Deputy Principal - Teaching & Learning, Ms Elizabeth Watson

Deputy Principal - Teaching & Learning, Ms Elizabeth Watson

Conscious that high achievement always takes place in the framework of high expectations (Kinder, 2014), a priority area for the College is to foster a learning culture of pride, self and collective efficacy and high standards. Our reimagined Lesson Routine (version 2.0) aims to ensure that we have a consistent approach of high expectations to cultivate classroom environments conducive to quality learning experiences and that reflect the principles of our Teaching & Learning Framework.

Click here to view our Teaching & Learning Framework

The NSW Government Education and Communities assert that ‘ineffective classroom management impacts negatively on time available for teaching’. Educators agree that effective strategies to create well-managed classrooms;

  • Establish rules and routines to provide a safe environment for students to engage in learning.
  • Reinforce positive behaviours.
  • Consistently impose consequences for ‘misbehaviour’.
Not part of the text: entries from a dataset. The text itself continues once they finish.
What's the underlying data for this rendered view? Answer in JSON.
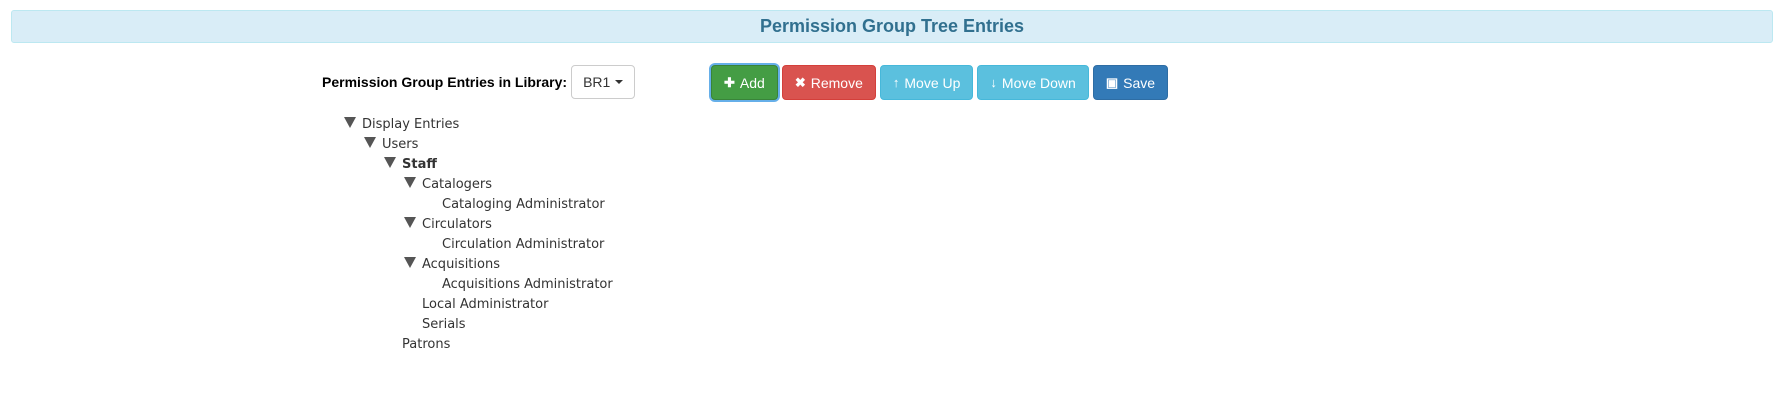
{
  "header": {
    "title": "Permission Group Tree Entries"
  },
  "library": {
    "label": "Permission Group Entries in Library:",
    "selected": "BR1"
  },
  "buttons": {
    "add": "Add",
    "remove": "Remove",
    "move_up": "Move Up",
    "move_down": "Move Down",
    "save": "Save"
  },
  "tree": [
    {
      "label": "Display Entries",
      "depth": 0,
      "expanded": true
    },
    {
      "label": "Users",
      "depth": 1,
      "expanded": true
    },
    {
      "label": "Staff",
      "depth": 2,
      "expanded": true,
      "selected": true
    },
    {
      "label": "Catalogers",
      "depth": 3,
      "expanded": true
    },
    {
      "label": "Cataloging Administrator",
      "depth": 4
    },
    {
      "label": "Circulators",
      "depth": 3,
      "expanded": true
    },
    {
      "label": "Circulation Administrator",
      "depth": 4
    },
    {
      "label": "Acquisitions",
      "depth": 3,
      "expanded": true
    },
    {
      "label": "Acquisitions Administrator",
      "depth": 4
    },
    {
      "label": "Local Administrator",
      "depth": 3
    },
    {
      "label": "Serials",
      "depth": 3
    },
    {
      "label": "Patrons",
      "depth": 2
    }
  ]
}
John Hattie, a leading educational researcher, is well known for his work with “effect sizes”. Effect sizes measure which influences have an impact on student learning (positive, neutral or negative). He determines these sizes through meta-analysis of over 1,000 meta-analyses. (Meta-analyses combine results of several studies that address a set of related research theories). 0.4 is considered the hinge point. This represents the average effect that can be expected from one year of schooling. For influences with an effect size less than 0.4, we should consider the energy, time and resources spent to support these as they indicate progress is occurring at less than average rates.


Hattie's Effect

Hattie’s Effect

To that end, Hattie’s research supports the importance of high teacher expectations/estimate of student achievement (1.29) and highlights that classroom management (0.52) directly influences time on task (0.62) and enables effective class discussion (0.82).

Interestingly, Williamson (2012) suggests that a teacher’s expectations, either high or low, become a self-fulfilling prophecy. Students perform in ways that teachers expect. All the more compelling for Waverley to promote a culture of high expectations. Ferguson (2002) goes further to say that a teacher’s beliefs about student potential are particularly powerful for students with challenging home circumstances.

The College staff collectively agree that, to support a culture of high expectations, operating in positive and productive learning environments, our lesson routine needed to convey;

  • a common understanding of the structure of a lesson or learning sequence
  • consistent language used by teachers across the school
  • clear expectation of the learning that is to take place in each lesson or learning sequence
  • an understanding how the students can demonstrate that they have achieved their learning goal
  • guidance to allow students to transfer the learning to a different situation
  • regular and meaningful feedback

Our Lesson Routine is displayed in all classrooms and on Vivi splash screens. Our Wellbeing mentors have also gone through the shared expectations of the updated lesson routine. A respectful three-way partnership between teachers, students and families is critical for successful learning outcomes. I encourage you to engage in conversations with your son about the value of consistent routines and the importance of high expectations, not just of others but of self. 

Thank you to the teachers who collaborated on this project: Ms Helen Barrie, Mr Ed Davis, Mr Lachlan Drew-Morris, Mr John McCallum, Ms Lynsey Porter, Mr Bill Roberts, Mr Ben Steel, Ms Melanie Stephens, Ms Jenna Turnbull and Ms Elizabeth Watson.

Click here to view our Lesson Routine (Years 5-10)